Matt Franko said...

Egmont, all MMT is doing is relying on the well established accounting methodology in National Income Accounting ...

What is 'National Income Accounting'
National income accounting is a bookkeeping system that a national government uses to measure the level of the country's economic activity in a given time period.

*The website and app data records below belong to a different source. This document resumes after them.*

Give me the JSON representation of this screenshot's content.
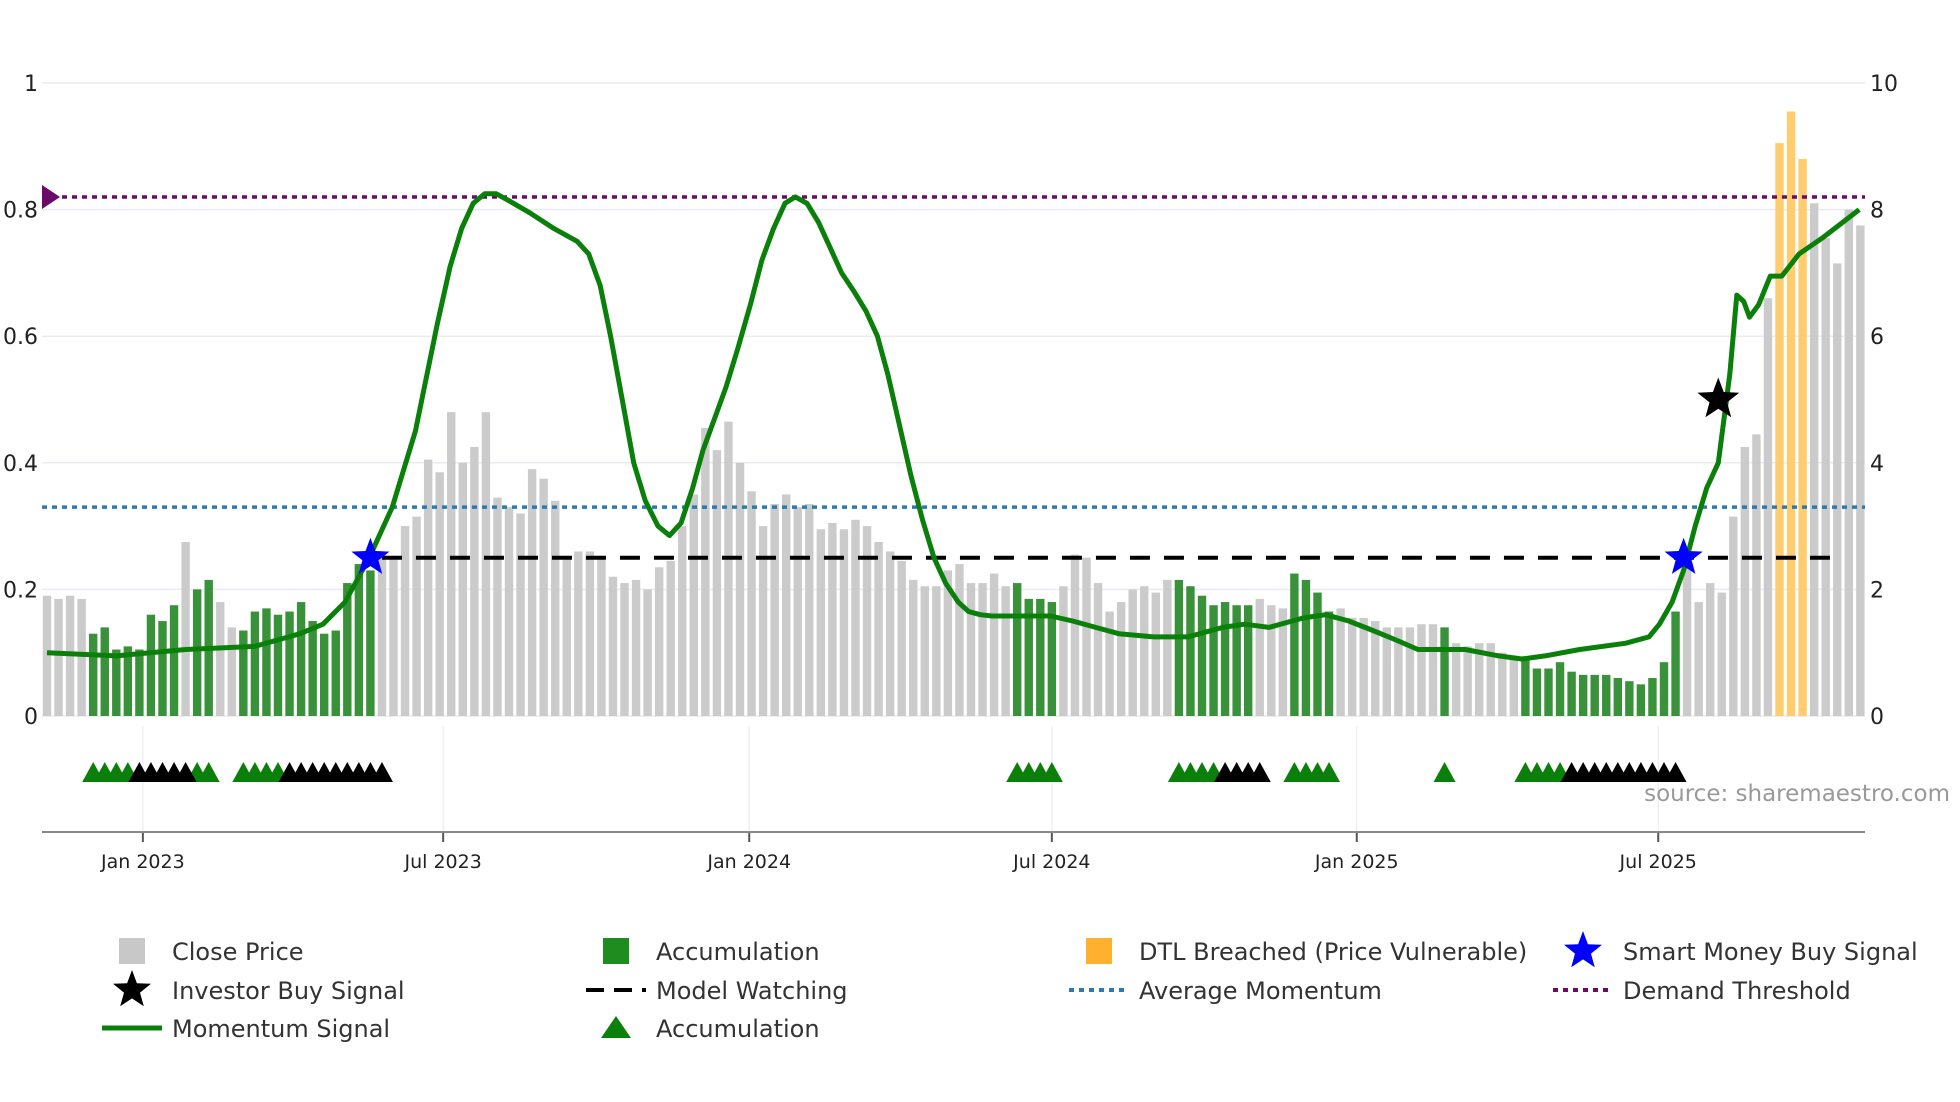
{
  "chart_data": {
    "type": "bar",
    "title": "",
    "xlabel": "",
    "ylabel_left": "",
    "ylabel_right": "",
    "left_axis": {
      "ylim": [
        0,
        1
      ],
      "ticks": [
        "0",
        "0.2",
        "0.4",
        "0.6",
        "0.8",
        "1"
      ],
      "tick_values": [
        0,
        0.2,
        0.4,
        0.6,
        0.8,
        1
      ]
    },
    "right_axis": {
      "ylim": [
        0,
        10
      ],
      "ticks": [
        "0",
        "2",
        "4",
        "6",
        "8",
        "10"
      ],
      "tick_values": [
        0,
        2,
        4,
        6,
        8,
        10
      ]
    },
    "x_ticks": [
      {
        "label": "Jan 2023",
        "week": 8.3
      },
      {
        "label": "Jul 2023",
        "week": 34.3
      },
      {
        "label": "Jan 2024",
        "week": 60.8
      },
      {
        "label": "Jul 2024",
        "week": 87.0
      },
      {
        "label": "Jan 2025",
        "week": 113.4
      },
      {
        "label": "Jul 2025",
        "week": 139.5
      }
    ],
    "close_price": [
      1.9,
      1.85,
      1.9,
      1.85,
      1.3,
      1.4,
      1.05,
      1.1,
      1.05,
      1.6,
      1.5,
      1.75,
      2.75,
      2.0,
      2.15,
      1.8,
      1.4,
      1.35,
      1.65,
      1.7,
      1.6,
      1.65,
      1.8,
      1.5,
      1.3,
      1.35,
      2.1,
      2.4,
      2.3,
      2.6,
      2.5,
      3.0,
      3.15,
      4.05,
      3.85,
      4.8,
      4.0,
      4.25,
      4.8,
      3.45,
      3.3,
      3.2,
      3.9,
      3.75,
      3.4,
      2.5,
      2.6,
      2.6,
      2.5,
      2.2,
      2.1,
      2.15,
      2.0,
      2.35,
      2.45,
      3.0,
      3.5,
      4.55,
      4.2,
      4.65,
      4.0,
      3.55,
      3.0,
      3.35,
      3.5,
      3.3,
      3.35,
      2.95,
      3.05,
      2.95,
      3.1,
      3.0,
      2.75,
      2.6,
      2.45,
      2.15,
      2.05,
      2.05,
      2.3,
      2.4,
      2.1,
      2.1,
      2.25,
      2.05,
      2.1,
      1.85,
      1.85,
      1.8,
      2.05,
      2.55,
      2.5,
      2.1,
      1.65,
      1.8,
      2.0,
      2.05,
      1.95,
      2.15,
      2.15,
      2.05,
      1.9,
      1.75,
      1.8,
      1.75,
      1.75,
      1.85,
      1.75,
      1.7,
      2.25,
      2.15,
      1.95,
      1.65,
      1.7,
      1.55,
      1.55,
      1.5,
      1.4,
      1.4,
      1.4,
      1.45,
      1.45,
      1.4,
      1.15,
      1.1,
      1.15,
      1.15,
      1.0,
      0.95,
      0.9,
      0.75,
      0.75,
      0.85,
      0.7,
      0.65,
      0.65,
      0.65,
      0.6,
      0.55,
      0.5,
      0.6,
      0.85,
      1.65,
      2.45,
      1.8,
      2.1,
      1.95,
      3.15,
      4.25,
      4.45,
      6.6,
      9.05,
      9.55,
      8.8,
      8.1,
      7.55,
      7.15,
      8.0,
      7.75
    ],
    "accumulation_weeks": [
      [
        4,
        11
      ],
      [
        13,
        14
      ],
      [
        17,
        28
      ],
      [
        84,
        87
      ],
      [
        98,
        104
      ],
      [
        108,
        111
      ],
      [
        121,
        121
      ],
      [
        128,
        141
      ]
    ],
    "dtl_breached_weeks": [
      [
        150,
        152
      ]
    ],
    "momentum_signal": [
      [
        0,
        0.1
      ],
      [
        6,
        0.095
      ],
      [
        12,
        0.105
      ],
      [
        18,
        0.11
      ],
      [
        21.9,
        0.13
      ],
      [
        23.9,
        0.145
      ],
      [
        25.8,
        0.18
      ],
      [
        27.9,
        0.25
      ],
      [
        29.9,
        0.33
      ],
      [
        31.9,
        0.45
      ],
      [
        33.8,
        0.62
      ],
      [
        34.9,
        0.71
      ],
      [
        35.9,
        0.77
      ],
      [
        36.9,
        0.81
      ],
      [
        37.9,
        0.825
      ],
      [
        38.9,
        0.825
      ],
      [
        39.9,
        0.815
      ],
      [
        41.8,
        0.795
      ],
      [
        43.9,
        0.77
      ],
      [
        45.9,
        0.75
      ],
      [
        46.9,
        0.73
      ],
      [
        47.9,
        0.68
      ],
      [
        48.8,
        0.6
      ],
      [
        49.8,
        0.5
      ],
      [
        50.8,
        0.4
      ],
      [
        51.8,
        0.34
      ],
      [
        52.9,
        0.3
      ],
      [
        53.9,
        0.285
      ],
      [
        54.9,
        0.305
      ],
      [
        55.9,
        0.36
      ],
      [
        56.8,
        0.42
      ],
      [
        57.8,
        0.47
      ],
      [
        58.8,
        0.52
      ],
      [
        59.8,
        0.58
      ],
      [
        60.9,
        0.65
      ],
      [
        61.9,
        0.72
      ],
      [
        62.9,
        0.77
      ],
      [
        63.9,
        0.81
      ],
      [
        64.8,
        0.82
      ],
      [
        65.8,
        0.81
      ],
      [
        66.8,
        0.78
      ],
      [
        67.8,
        0.74
      ],
      [
        68.8,
        0.7
      ],
      [
        69.9,
        0.67
      ],
      [
        70.9,
        0.64
      ],
      [
        71.9,
        0.6
      ],
      [
        72.8,
        0.54
      ],
      [
        73.8,
        0.46
      ],
      [
        74.8,
        0.38
      ],
      [
        75.8,
        0.31
      ],
      [
        76.8,
        0.25
      ],
      [
        77.8,
        0.21
      ],
      [
        78.9,
        0.18
      ],
      [
        79.8,
        0.165
      ],
      [
        80.8,
        0.16
      ],
      [
        81.8,
        0.158
      ],
      [
        86.9,
        0.158
      ],
      [
        88.8,
        0.15
      ],
      [
        90.8,
        0.14
      ],
      [
        92.8,
        0.13
      ],
      [
        95.8,
        0.125
      ],
      [
        98.8,
        0.125
      ],
      [
        101.8,
        0.14
      ],
      [
        103.7,
        0.145
      ],
      [
        105.8,
        0.14
      ],
      [
        108.8,
        0.155
      ],
      [
        110.7,
        0.16
      ],
      [
        112.7,
        0.15
      ],
      [
        114.8,
        0.135
      ],
      [
        116.8,
        0.12
      ],
      [
        118.7,
        0.105
      ],
      [
        122.8,
        0.105
      ],
      [
        125.7,
        0.095
      ],
      [
        127.7,
        0.09
      ],
      [
        129.7,
        0.095
      ],
      [
        132.7,
        0.105
      ],
      [
        136.7,
        0.115
      ],
      [
        138.7,
        0.125
      ],
      [
        139.6,
        0.145
      ],
      [
        140.7,
        0.18
      ],
      [
        141.7,
        0.23
      ],
      [
        142.7,
        0.3
      ],
      [
        143.7,
        0.36
      ],
      [
        144.7,
        0.4
      ],
      [
        145.7,
        0.54
      ],
      [
        146.3,
        0.665
      ],
      [
        146.9,
        0.655
      ],
      [
        147.4,
        0.63
      ],
      [
        148.2,
        0.65
      ],
      [
        149.2,
        0.695
      ],
      [
        150.2,
        0.695
      ],
      [
        151.7,
        0.73
      ],
      [
        153.7,
        0.755
      ],
      [
        156.9,
        0.8
      ]
    ],
    "demand_threshold": 0.82,
    "average_momentum": 0.33,
    "model_watching": {
      "value": 0.25,
      "from_week": 29,
      "to_week": 155
    },
    "smart_money_buy_signals": [
      [
        28,
        0.25
      ],
      [
        141.7,
        0.25
      ]
    ],
    "investor_buy_signals": [
      [
        144.7,
        0.5
      ]
    ],
    "accumulation_markers": {
      "green": [
        4,
        5,
        6,
        7,
        13,
        14,
        17,
        18,
        19,
        20,
        84,
        85,
        86,
        87,
        98,
        99,
        100,
        101,
        108,
        109,
        110,
        111,
        121,
        128,
        129,
        130,
        131
      ],
      "black": [
        8,
        9,
        10,
        11,
        12,
        21,
        22,
        23,
        24,
        25,
        26,
        27,
        28,
        29,
        102,
        103,
        104,
        105,
        132,
        133,
        134,
        135,
        136,
        137,
        138,
        139,
        140,
        141
      ]
    },
    "colors": {
      "close": "#c8c8c8",
      "accum": "#2e8b2e",
      "dtl": "#ffc966",
      "momentum": "#0a800a",
      "avg": "#2b7bb0",
      "demand": "#6a0a6a",
      "watch": "#000000",
      "smart": "#0000ff"
    },
    "legend_placement": "bottom",
    "legend": [
      {
        "label": "Close Price"
      },
      {
        "label": "Accumulation"
      },
      {
        "label": "DTL Breached (Price Vulnerable)"
      },
      {
        "label": "Smart Money Buy Signal"
      },
      {
        "label": "Investor Buy Signal"
      },
      {
        "label": "Model Watching"
      },
      {
        "label": "Average Momentum"
      },
      {
        "label": "Demand Threshold"
      },
      {
        "label": "Momentum Signal"
      },
      {
        "label": "Accumulation"
      }
    ],
    "source": "source: sharemaestro.com"
  }
}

Accounting records of this nature include data regarding total revenues earned by domestic corporations, wages paid to foreign and domestic workers, and the amount spent on sales and income taxes by corporations and individuals residing in the country.

Read more: National Income Accounting http://www.investopedia.com/terms/n/national_income_accounting.asp#ixzz4tur8CNsb
Follow us: Investopedia on Facebook

If you have a problem it is that you don't like the methods of National Income Accounting not MMT....

MMT didn't invent NIA, they just seek to comply with it in their analysis like everybody else...

There is nothing "wrong" with this...

Matt Franko said...

Six there are accounting methods already established for all of this... the deficit can't be profits as this year the US deficit will be about $650b and just the SP500 firms will have about $1T of earnings after taxes...

AXEC / E.K-H said...

Matt Franko

You say: “Egmont, all MMT is doing is relying on the well established accounting methodology in National Income Accounting ...”

That is very bad because National Accounting is methodologically flawed and if MMTers were only a little above Trump University level they would have realized the blunder.#1

In addition, it is NOT true because profit appears in National Accounting but NOT in the MMT balances equations.#2

Fact is that economists in general and MMTers, in particular, are too stupid for the elementary mathematics of accounting.

Egmont Kakarot-Handtke

#1 The Common Error of Common Sense: An Essential Rectification of the Accounting Approach

How Keynes got macro wrong and Allais got it right

#2 MMT and the magical profit disappearance

Six said...

"Fact is that economists in general and MMTers, in particular, are too stupid for the elementary mathematics of accounting."

In that case, why the fuck do you keep posting here? (Rhetorical question)

Matt Franko said...

Egmont you are certainly entitled to develop your own accounting methods...

AXEC / E.K-H said...

Six, Matt Franko

Let us agree on the essential points:

(i) A Job Guarantee program combined with deficit spending increases the business sector’s overall monetary profit by the exact amount of the deficit,

(ii) Peter Cooper’s Income-Expenditure Model does not capture this effect,

(iii) all models that do not explicitly contain macroeconomic profit are scientifically worthless,

(iv) the MMT policy agenda has no sound scientific foundation,

(v) MMTers have to be expelled from the sciences.

Egmont Kakarot-Handtke